This post introduces a recently published paper authored by Christopher Jadallah and Heidi Ballard. You can access the full paper, published on Ecology and Society, here.

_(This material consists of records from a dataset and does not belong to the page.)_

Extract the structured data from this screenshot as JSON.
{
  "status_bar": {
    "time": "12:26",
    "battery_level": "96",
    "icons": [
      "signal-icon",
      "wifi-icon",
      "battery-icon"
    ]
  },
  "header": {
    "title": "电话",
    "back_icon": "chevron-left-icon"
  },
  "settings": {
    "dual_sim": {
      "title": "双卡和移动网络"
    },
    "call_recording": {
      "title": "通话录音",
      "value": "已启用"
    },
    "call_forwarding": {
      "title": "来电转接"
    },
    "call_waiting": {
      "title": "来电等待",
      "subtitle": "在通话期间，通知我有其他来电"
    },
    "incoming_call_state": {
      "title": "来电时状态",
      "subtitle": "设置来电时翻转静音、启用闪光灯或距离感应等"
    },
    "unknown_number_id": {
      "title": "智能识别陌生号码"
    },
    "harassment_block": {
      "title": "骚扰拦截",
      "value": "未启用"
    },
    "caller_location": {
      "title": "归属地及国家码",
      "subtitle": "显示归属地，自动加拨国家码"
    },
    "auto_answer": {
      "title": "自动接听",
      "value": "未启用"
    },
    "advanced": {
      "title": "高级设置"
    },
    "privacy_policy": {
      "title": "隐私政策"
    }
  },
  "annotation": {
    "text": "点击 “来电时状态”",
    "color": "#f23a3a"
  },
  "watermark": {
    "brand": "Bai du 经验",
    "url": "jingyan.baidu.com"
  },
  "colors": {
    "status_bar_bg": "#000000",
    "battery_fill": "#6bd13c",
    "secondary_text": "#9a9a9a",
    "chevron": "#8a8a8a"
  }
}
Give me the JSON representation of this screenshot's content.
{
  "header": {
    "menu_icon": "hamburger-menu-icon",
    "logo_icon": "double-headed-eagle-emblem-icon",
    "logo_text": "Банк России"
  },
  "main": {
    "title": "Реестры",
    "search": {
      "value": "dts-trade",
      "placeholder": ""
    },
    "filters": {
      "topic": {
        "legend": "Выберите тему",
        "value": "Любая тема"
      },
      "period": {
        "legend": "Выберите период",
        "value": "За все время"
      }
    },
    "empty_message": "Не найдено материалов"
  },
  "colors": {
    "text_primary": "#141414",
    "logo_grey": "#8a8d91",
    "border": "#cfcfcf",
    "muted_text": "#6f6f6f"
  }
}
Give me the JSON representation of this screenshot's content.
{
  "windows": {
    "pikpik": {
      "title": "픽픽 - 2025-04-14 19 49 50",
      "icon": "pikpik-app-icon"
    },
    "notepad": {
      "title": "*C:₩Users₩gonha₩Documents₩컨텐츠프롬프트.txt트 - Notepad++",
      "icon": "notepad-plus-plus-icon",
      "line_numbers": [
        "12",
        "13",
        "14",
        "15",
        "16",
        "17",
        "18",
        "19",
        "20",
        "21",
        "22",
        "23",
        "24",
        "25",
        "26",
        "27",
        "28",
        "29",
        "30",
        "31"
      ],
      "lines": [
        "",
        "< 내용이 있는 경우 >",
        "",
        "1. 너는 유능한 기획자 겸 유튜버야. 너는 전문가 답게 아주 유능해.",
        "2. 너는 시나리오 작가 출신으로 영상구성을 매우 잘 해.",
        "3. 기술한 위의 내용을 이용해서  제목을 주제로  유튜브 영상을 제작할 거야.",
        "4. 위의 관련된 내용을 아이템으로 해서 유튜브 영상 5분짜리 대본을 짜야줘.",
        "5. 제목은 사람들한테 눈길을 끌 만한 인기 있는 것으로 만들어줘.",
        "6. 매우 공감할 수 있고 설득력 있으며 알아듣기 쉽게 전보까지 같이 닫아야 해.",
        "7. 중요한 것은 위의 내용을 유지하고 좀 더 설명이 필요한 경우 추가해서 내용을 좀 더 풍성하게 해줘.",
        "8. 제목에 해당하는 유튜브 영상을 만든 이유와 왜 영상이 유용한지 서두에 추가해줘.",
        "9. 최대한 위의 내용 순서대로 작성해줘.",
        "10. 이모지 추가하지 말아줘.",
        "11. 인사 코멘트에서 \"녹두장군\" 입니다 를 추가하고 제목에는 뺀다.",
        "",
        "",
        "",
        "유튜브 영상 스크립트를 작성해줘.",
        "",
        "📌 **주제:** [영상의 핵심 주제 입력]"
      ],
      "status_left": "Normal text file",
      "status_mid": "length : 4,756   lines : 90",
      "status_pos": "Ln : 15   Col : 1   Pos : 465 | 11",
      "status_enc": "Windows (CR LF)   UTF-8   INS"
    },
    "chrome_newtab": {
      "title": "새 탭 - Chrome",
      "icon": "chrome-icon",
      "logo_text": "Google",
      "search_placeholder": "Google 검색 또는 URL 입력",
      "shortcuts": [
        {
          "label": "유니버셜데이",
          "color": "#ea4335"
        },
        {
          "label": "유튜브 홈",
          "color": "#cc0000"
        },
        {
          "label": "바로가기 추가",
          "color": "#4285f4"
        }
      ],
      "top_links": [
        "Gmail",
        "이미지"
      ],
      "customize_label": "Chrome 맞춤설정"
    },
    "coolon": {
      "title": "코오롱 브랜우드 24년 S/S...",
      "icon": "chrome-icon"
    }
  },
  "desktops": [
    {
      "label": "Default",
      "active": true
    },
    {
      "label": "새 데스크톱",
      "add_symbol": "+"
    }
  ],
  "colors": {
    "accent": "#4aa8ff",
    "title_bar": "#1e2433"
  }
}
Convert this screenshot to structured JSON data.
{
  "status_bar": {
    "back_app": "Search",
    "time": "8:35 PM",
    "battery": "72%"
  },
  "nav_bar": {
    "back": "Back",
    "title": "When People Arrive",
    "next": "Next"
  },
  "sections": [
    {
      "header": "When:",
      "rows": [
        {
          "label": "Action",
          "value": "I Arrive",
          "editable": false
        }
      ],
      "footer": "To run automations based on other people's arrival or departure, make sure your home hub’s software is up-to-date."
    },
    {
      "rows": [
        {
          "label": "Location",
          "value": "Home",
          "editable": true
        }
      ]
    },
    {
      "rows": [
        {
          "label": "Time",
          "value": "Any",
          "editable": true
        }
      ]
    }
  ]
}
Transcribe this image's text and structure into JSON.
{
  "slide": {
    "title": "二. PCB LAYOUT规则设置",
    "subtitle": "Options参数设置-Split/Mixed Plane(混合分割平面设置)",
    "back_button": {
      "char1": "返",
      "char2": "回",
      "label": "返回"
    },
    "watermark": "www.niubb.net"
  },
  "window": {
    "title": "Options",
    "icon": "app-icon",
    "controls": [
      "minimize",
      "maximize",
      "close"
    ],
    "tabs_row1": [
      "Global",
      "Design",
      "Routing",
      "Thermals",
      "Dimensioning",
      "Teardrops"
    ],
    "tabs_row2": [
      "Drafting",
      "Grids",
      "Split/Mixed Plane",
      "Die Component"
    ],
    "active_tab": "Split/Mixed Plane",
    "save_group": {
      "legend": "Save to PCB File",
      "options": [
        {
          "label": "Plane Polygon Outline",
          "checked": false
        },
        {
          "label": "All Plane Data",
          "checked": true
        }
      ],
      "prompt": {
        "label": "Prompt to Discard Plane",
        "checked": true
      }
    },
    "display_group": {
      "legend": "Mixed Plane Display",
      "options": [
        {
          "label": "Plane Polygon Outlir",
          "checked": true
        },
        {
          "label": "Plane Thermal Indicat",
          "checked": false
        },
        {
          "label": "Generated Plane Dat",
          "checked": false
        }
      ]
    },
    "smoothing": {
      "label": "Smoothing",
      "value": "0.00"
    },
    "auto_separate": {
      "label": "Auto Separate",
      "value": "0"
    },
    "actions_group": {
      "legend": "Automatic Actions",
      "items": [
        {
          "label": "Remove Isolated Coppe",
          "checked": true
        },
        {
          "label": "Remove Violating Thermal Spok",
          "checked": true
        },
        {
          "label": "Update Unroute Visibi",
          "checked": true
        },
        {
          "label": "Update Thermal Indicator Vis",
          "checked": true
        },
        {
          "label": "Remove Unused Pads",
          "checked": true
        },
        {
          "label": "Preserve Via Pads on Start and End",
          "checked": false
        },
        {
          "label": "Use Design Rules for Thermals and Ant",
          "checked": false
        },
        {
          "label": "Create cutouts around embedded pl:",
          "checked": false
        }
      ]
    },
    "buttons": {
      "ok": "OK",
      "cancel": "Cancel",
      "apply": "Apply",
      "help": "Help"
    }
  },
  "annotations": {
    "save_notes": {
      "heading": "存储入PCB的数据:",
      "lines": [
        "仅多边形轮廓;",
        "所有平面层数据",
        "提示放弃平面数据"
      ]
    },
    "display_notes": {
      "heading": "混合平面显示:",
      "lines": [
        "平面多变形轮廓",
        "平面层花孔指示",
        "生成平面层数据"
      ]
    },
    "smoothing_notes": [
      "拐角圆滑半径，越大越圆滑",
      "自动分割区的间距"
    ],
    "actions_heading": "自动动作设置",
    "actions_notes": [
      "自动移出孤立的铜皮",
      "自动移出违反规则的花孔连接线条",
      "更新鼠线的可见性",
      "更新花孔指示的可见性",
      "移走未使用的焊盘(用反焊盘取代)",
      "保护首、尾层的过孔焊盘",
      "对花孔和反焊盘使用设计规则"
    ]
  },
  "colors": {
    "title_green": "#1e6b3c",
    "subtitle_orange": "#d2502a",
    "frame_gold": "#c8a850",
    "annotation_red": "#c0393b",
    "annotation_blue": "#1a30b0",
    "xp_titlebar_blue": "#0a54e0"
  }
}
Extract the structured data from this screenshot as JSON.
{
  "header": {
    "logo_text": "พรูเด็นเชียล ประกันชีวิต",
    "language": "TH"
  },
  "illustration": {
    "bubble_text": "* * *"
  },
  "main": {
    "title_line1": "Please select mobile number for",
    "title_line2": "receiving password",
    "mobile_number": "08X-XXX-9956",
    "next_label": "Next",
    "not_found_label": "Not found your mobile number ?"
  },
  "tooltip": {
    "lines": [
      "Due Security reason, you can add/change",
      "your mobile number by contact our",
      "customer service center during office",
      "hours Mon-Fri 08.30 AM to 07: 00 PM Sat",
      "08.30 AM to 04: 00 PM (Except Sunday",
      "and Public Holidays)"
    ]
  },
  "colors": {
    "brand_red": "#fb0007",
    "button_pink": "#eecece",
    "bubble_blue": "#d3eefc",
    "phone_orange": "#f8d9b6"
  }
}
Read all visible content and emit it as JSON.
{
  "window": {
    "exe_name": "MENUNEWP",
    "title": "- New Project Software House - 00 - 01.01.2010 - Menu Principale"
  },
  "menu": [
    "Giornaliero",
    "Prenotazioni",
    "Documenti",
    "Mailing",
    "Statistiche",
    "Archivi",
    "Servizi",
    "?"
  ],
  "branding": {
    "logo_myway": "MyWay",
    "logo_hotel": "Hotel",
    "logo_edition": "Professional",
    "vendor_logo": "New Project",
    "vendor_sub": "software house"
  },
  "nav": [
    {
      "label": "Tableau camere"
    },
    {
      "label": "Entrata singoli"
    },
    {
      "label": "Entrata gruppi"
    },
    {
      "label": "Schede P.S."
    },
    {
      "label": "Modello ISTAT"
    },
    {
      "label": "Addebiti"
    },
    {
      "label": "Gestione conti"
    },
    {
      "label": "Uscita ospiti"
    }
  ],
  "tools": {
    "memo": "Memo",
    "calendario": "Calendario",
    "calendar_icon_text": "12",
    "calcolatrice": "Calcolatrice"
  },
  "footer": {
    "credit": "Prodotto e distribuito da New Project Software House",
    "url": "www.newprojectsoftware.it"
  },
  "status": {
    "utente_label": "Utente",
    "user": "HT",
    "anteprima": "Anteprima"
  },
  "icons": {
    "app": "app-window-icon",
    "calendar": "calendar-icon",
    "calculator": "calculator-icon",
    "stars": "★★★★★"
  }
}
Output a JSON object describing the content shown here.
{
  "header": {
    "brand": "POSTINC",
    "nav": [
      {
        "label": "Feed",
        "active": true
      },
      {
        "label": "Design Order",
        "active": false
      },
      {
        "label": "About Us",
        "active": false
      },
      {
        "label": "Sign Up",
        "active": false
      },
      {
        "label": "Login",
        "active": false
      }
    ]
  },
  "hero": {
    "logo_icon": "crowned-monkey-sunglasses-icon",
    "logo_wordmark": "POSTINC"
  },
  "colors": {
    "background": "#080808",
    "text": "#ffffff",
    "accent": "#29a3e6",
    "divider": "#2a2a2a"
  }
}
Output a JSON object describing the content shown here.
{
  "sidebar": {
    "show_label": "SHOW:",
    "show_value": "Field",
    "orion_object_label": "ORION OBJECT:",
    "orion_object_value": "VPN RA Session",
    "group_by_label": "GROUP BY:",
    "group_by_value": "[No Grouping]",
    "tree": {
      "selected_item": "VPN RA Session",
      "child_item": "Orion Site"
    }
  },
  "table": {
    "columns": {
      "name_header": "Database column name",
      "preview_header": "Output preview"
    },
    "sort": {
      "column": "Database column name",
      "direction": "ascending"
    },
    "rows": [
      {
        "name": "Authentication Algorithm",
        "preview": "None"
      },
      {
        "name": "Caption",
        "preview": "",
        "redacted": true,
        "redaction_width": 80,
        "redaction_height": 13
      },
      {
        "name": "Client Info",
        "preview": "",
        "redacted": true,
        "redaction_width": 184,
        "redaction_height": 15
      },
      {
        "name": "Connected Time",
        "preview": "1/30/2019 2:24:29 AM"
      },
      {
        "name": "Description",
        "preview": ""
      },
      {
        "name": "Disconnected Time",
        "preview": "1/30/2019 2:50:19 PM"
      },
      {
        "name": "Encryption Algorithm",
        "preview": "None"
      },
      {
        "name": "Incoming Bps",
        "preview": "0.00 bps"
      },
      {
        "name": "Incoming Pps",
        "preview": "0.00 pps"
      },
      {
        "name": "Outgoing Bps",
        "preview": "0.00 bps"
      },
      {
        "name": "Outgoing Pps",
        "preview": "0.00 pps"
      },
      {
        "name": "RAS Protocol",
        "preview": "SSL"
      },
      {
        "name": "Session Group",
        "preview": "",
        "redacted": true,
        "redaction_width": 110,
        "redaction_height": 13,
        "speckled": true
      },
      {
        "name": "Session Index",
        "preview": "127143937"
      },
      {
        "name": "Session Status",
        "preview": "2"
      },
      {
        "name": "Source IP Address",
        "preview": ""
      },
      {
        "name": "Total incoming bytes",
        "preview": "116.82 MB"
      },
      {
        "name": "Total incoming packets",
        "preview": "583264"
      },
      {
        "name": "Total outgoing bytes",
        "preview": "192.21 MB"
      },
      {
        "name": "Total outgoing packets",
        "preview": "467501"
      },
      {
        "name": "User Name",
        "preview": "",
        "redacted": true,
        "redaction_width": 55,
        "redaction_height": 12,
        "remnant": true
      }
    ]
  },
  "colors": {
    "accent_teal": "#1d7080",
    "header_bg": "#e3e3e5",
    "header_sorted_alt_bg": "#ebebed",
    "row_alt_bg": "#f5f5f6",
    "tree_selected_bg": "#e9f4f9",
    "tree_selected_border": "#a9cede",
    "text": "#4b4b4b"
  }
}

Successful conservation and natural resource management initiatives require the collaboration of multiple actors who learn from each others’ perspectives. It is through this learning that there are opportunities for social-ecological systems to become more resilient in the face of environmental change. As a result, better understanding the conditions that foster social learning has emerged as a growing area of interest for researchers in the conservation social sciences. This article synthesizes the value of sociocultural learning theories for social learning research, outlining the ways in which they can offer the conceptual and analytical tools to advance scholarship in this critical area.